It's the half step that makes things feel redundant, giving players complete control and then pulling it away. Or, if your focus is a command-based experience, movement around arenas is relegated to the slightly laborious necessity of picking up orbs and trying to steer clear of enemy attacks. It's a combination of these two concepts that is a difficult sell in the first few hours.


Despite those initial gripes – and it's entirely possible that side of the combat will evolve over time – there's reason to believe the command-based mechanics are deep enough on their own. A good example is how Oliver can obtain, train, and use unique companions in battle. These companions, known as familiars can be swapped for Oliver during combat and vice versa. However, Oliver shares health and magic points across himself and all familiars, so if any character falls in battle, they all fall. In essence, familiars are Oliver's tag team of weird and wonderful critters.

The first familiar Oliver acquires is an adorable little demon knight, sporting a cape, dungarees, a sword, and a Muppets-like width to his yapper. Unlike Oliver, whose effective firepower seems limited to spells, the demon knight is strong with physical attacks and sports a magic-depleting move that does damage across all enemies. This already introduces a bit of tactical play, with Oliver able to deal decent magical damage from afar, but the demon knight able to take up the fight when the collective pool of magic points is depleted.

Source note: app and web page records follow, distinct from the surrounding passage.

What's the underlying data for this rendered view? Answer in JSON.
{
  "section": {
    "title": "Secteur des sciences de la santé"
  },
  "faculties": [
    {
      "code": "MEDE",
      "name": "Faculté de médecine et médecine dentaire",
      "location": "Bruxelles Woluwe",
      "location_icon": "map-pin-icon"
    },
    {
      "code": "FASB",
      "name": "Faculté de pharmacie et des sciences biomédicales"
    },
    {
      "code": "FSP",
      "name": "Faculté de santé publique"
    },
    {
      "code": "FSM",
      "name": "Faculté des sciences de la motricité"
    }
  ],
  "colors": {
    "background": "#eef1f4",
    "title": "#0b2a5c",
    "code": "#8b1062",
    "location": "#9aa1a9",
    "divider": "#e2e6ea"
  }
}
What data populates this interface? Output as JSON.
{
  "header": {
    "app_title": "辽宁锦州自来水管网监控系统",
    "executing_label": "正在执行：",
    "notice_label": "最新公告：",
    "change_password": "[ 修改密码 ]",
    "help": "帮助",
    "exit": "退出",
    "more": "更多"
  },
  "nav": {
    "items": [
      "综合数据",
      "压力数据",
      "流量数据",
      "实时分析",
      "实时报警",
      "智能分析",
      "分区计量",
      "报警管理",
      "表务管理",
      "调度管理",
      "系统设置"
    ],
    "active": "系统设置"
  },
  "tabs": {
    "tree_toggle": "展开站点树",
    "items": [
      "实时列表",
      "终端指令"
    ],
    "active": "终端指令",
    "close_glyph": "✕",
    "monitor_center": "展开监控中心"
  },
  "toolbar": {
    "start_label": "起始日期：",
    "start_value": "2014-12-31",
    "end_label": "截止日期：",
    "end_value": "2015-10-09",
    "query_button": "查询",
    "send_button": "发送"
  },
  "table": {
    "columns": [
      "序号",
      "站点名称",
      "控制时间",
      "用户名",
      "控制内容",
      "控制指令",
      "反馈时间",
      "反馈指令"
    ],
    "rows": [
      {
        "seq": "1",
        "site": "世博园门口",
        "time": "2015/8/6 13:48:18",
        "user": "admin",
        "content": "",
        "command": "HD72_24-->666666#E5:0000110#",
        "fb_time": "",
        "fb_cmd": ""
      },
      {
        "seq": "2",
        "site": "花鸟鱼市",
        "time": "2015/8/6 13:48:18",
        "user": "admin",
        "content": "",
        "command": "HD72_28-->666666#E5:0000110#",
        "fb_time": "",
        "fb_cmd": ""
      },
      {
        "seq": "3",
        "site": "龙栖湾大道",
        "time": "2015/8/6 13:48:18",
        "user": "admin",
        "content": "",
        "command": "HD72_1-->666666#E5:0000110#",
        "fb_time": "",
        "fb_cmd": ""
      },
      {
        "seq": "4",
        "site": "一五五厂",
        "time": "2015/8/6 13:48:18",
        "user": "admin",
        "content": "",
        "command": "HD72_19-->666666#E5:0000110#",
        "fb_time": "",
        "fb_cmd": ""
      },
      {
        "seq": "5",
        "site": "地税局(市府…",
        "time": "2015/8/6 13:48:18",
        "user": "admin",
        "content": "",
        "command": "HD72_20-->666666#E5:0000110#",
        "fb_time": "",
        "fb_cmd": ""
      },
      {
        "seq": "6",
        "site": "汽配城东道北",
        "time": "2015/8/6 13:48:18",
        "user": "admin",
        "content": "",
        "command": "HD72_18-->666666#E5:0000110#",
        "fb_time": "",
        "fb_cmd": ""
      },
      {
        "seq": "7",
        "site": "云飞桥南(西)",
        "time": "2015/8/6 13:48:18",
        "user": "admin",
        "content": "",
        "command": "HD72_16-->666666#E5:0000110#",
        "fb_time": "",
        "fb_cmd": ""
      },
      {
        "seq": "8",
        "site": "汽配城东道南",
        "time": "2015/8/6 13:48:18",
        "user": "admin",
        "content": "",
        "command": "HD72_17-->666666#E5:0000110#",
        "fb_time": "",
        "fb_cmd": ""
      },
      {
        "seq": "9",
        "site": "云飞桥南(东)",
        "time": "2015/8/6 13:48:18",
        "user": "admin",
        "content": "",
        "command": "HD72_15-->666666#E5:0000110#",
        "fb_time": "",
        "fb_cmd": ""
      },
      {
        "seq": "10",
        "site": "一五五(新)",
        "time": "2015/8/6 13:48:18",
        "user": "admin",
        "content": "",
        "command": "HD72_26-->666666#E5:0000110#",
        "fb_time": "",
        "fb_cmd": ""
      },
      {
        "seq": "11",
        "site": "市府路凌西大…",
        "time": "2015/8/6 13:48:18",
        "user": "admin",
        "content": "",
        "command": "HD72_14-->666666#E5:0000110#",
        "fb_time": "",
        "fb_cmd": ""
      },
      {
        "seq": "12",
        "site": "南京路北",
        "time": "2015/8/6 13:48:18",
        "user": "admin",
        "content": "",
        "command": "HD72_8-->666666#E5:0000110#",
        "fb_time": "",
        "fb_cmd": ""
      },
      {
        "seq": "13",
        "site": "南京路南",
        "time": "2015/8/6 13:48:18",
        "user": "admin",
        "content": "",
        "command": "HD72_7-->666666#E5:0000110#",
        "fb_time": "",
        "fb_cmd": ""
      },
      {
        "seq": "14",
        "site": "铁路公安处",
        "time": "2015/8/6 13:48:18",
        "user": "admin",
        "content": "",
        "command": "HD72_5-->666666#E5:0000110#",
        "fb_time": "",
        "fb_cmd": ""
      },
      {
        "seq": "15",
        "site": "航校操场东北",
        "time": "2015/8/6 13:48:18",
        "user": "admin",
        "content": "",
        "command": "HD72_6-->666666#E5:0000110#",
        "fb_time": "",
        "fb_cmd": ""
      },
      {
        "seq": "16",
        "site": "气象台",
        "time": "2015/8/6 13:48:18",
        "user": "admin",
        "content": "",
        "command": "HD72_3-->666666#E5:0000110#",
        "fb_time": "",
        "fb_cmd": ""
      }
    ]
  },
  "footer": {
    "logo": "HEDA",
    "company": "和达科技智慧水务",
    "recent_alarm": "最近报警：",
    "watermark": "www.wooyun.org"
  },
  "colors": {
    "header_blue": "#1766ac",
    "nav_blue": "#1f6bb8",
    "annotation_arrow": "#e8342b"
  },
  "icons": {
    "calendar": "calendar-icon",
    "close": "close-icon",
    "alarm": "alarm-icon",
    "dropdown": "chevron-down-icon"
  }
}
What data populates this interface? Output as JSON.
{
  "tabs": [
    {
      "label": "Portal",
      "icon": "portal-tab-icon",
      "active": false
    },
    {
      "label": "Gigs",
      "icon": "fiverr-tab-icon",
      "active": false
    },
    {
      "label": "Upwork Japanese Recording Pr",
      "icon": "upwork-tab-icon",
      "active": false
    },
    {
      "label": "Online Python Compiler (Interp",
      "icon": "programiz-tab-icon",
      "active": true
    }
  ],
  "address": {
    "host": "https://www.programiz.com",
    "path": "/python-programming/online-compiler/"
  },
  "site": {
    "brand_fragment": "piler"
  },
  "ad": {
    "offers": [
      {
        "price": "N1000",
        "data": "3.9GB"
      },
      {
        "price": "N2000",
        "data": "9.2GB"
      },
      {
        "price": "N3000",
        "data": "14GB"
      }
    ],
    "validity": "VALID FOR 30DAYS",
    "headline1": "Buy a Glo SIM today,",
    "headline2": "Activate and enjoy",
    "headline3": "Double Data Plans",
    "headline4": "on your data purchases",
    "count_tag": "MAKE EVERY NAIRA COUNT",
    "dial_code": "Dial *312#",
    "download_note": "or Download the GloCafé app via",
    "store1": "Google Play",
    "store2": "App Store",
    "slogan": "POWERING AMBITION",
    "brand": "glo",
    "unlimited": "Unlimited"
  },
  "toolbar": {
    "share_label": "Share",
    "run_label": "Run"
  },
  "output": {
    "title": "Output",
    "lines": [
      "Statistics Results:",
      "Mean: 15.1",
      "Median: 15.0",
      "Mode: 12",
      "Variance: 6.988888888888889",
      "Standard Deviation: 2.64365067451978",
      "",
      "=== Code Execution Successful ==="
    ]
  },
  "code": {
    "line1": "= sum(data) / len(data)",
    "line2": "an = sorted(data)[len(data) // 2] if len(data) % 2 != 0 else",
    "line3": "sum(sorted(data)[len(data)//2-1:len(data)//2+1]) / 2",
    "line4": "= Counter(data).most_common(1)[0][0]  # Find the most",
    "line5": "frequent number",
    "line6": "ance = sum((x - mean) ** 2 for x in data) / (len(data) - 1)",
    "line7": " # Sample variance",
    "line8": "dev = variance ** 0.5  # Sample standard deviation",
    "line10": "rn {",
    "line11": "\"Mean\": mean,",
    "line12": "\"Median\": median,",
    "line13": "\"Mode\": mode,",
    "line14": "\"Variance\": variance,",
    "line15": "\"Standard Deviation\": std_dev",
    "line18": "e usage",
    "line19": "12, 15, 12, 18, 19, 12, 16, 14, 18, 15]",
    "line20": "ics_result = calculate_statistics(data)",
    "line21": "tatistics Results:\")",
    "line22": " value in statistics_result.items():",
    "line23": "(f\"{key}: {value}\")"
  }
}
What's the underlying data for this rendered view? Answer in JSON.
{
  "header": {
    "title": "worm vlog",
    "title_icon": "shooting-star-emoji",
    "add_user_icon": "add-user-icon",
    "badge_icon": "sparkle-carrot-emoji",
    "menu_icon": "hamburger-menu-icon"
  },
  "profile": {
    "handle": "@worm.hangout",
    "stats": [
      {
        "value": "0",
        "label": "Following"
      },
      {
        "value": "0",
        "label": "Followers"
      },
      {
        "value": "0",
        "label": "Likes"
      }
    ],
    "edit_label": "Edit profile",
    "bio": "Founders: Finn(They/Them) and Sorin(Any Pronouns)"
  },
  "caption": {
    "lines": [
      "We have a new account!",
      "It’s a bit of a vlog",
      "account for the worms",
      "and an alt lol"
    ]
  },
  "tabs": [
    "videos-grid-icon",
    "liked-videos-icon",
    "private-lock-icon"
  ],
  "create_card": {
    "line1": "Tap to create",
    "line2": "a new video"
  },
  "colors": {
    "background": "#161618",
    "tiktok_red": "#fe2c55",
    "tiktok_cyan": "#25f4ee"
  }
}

Like Oliver, the familiars can level up by gaining experience in battles, and as they level up they automatically gain stat boosts and, at certain levels, learn new abilities. High level familiars will have a range of moves to choose from, but only four can be selected for use in-battle. Outside of battle, Oliver can help strengthen familiars and his relationship with them by feeding them treats; however, feeding familiars too many causes them to grow full, which apparently isn't good.

Ni No Kuni preview More than just a Ghibli face
Again, these Pokémon-like themes aren't reinventing the wheel, but they do add layers to combat, as do other aspects. While it doesn't occur during the opening hours, other heroes (not familiars) can join the party, bringing with them their own team of familiars and their own dedicated health and magic pools. Additional allies can be given simple A.I. behavior to follow, like ensuring Oliver's health is high or focusing on enemy attacks. Players can also switch between Oliver and other heroes (and their teams of familiars). With the added element of familiars dedicated to each character, there's actually a lot going on in Ni No Kuni's combat system, assuaging my initial worries.

There's a definite rhythm to the opening, with Oliver going to a town or area, doing a spot of investigating, and finding a dungeon to clear out. Navigating the actual dungeons themselves is something else. The detail in the two dungeons I explored was superb, filled with winding paths, beautiful flora, and babbling brooks.

My hope is that the narrative and presentation intertwined within that natural rhythm are strong enough to make it easy to be swept along. Without going into spoiler territory, there is enough going in those opening hours to leave me itching to carry on. It's not like there aren't doubts, because there definitely are, but more niggling than any of them is the underlying feeling Ni No Kuni may just play almost as good as it looks.

This article was originally published on Joystiq.